» **Task goal**
Word for word, repeat the records, leaving every picture behind.
BEGIN Data supplied
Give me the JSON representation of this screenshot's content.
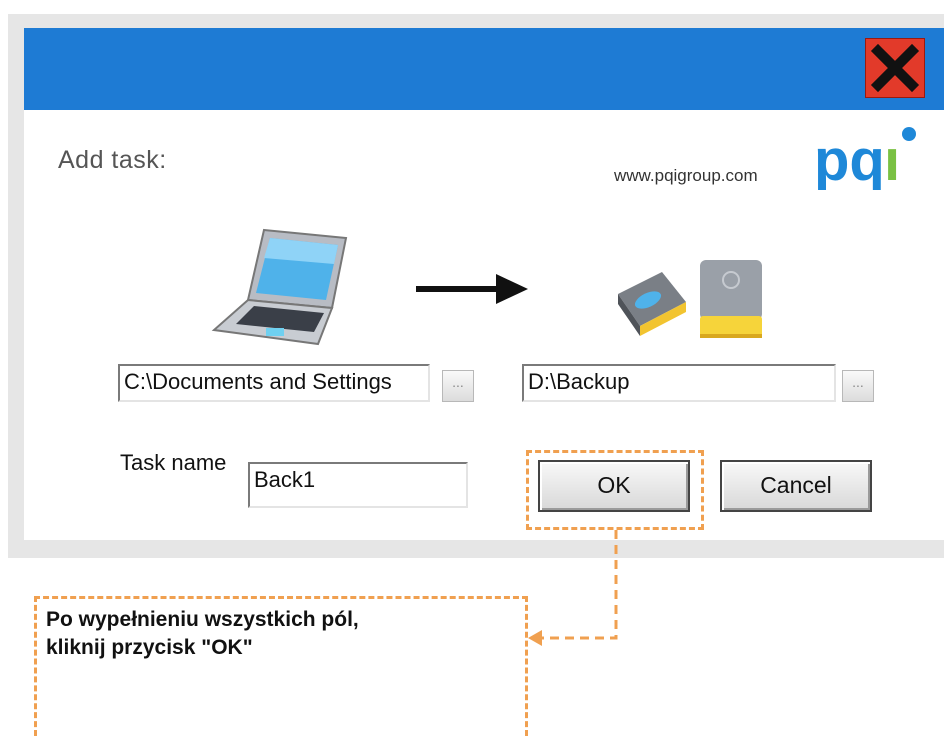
{
  "dialog": {
    "heading": "Add task:",
    "website": "www.pqigroup.com",
    "logo_text": "pqi",
    "source_path": "C:\\Documents and Settings",
    "destination_path": "D:\\Backup",
    "browse_label": "...",
    "task_name_label": "Task name",
    "task_name_value": "Back1",
    "ok_label": "OK",
    "cancel_label": "Cancel"
  },
  "annotation": {
    "line1": "Po wypełnieniu wszystkich pól,",
    "line2": "kliknij przycisk \"OK\""
  },
  "colors": {
    "titlebar": "#1e7bd4",
    "close": "#e23a2a",
    "callout": "#f0a050",
    "logo_blue": "#1e88d8",
    "logo_green": "#7ac143"
  }
}
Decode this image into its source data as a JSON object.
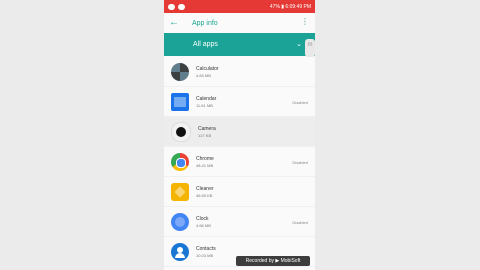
{
  "status_bar": {
    "left_icons": [
      "notification-icon",
      "youtube-icon"
    ],
    "right_text": "47% ▮ 6:09:49 PM",
    "color": "#e53935"
  },
  "app_bar": {
    "back_icon": "arrow-back-icon",
    "title": "App info",
    "overflow_icon": "more-vert-icon"
  },
  "filter": {
    "label": "All apps",
    "chevron": "⌄",
    "color": "#1aa396"
  },
  "record_badge": {
    "text": "m"
  },
  "apps": [
    {
      "name": "Calculator",
      "size": "4.83 MB",
      "status": "",
      "icon": "calculator-icon",
      "color": "#4f5b66"
    },
    {
      "name": "Calendar",
      "size": "11.61 MB",
      "status": "Disabled",
      "icon": "calendar-icon",
      "color": "#1a73e8"
    },
    {
      "name": "Camera",
      "size": "127 KB",
      "status": "",
      "icon": "camera-icon",
      "color": "#222222"
    },
    {
      "name": "Chrome",
      "size": "48.41 MB",
      "status": "Disabled",
      "icon": "chrome-icon",
      "color": "#34a853"
    },
    {
      "name": "Cleaner",
      "size": "46.69 KB",
      "status": "",
      "icon": "cleaner-icon",
      "color": "#f4b400"
    },
    {
      "name": "Clock",
      "size": "4.66 MB",
      "status": "Disabled",
      "icon": "clock-icon",
      "color": "#4285f4"
    },
    {
      "name": "Contacts",
      "size": "10.03 MB",
      "status": "",
      "icon": "contacts-icon",
      "color": "#1976d2"
    }
  ],
  "watermark": {
    "text": "Recorded by ▶ MobiSoft"
  }
}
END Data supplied
» **Result of this exercise**
Give me the JSON representation of this screenshot's content.
{
  "dialog": {
    "heading": "Add task:",
    "website": "www.pqigroup.com",
    "logo_text": "pqi",
    "source_path": "C:\\Documents and Settings",
    "destination_path": "D:\\Backup",
    "browse_label": "...",
    "task_name_label": "Task name",
    "task_name_value": "Back1",
    "ok_label": "OK",
    "cancel_label": "Cancel"
  },
  "annotation": {
    "line1": "Po wypełnieniu wszystkich pól,",
    "line2": "kliknij przycisk \"OK\""
  },
  "colors": {
    "titlebar": "#1e7bd4",
    "close": "#e23a2a",
    "callout": "#f0a050",
    "logo_blue": "#1e88d8",
    "logo_green": "#7ac143"
  }
}
Decode this image into its source data as a JSON object.
{
  "status_bar": {
    "left_icons": [
      "notification-icon",
      "youtube-icon"
    ],
    "right_text": "47% ▮ 6:09:49 PM",
    "color": "#e53935"
  },
  "app_bar": {
    "back_icon": "arrow-back-icon",
    "title": "App info",
    "overflow_icon": "more-vert-icon"
  },
  "filter": {
    "label": "All apps",
    "chevron": "⌄",
    "color": "#1aa396"
  },
  "record_badge": {
    "text": "m"
  },
  "apps": [
    {
      "name": "Calculator",
      "size": "4.83 MB",
      "status": "",
      "icon": "calculator-icon",
      "color": "#4f5b66"
    },
    {
      "name": "Calendar",
      "size": "11.61 MB",
      "status": "Disabled",
      "icon": "calendar-icon",
      "color": "#1a73e8"
    },
    {
      "name": "Camera",
      "size": "127 KB",
      "status": "",
      "icon": "camera-icon",
      "color": "#222222"
    },
    {
      "name": "Chrome",
      "size": "48.41 MB",
      "status": "Disabled",
      "icon": "chrome-icon",
      "color": "#34a853"
    },
    {
      "name": "Cleaner",
      "size": "46.69 KB",
      "status": "",
      "icon": "cleaner-icon",
      "color": "#f4b400"
    },
    {
      "name": "Clock",
      "size": "4.66 MB",
      "status": "Disabled",
      "icon": "clock-icon",
      "color": "#4285f4"
    },
    {
      "name": "Contacts",
      "size": "10.03 MB",
      "status": "",
      "icon": "contacts-icon",
      "color": "#1976d2"
    }
  ],
  "watermark": {
    "text": "Recorded by ▶ MobiSoft"
  }
}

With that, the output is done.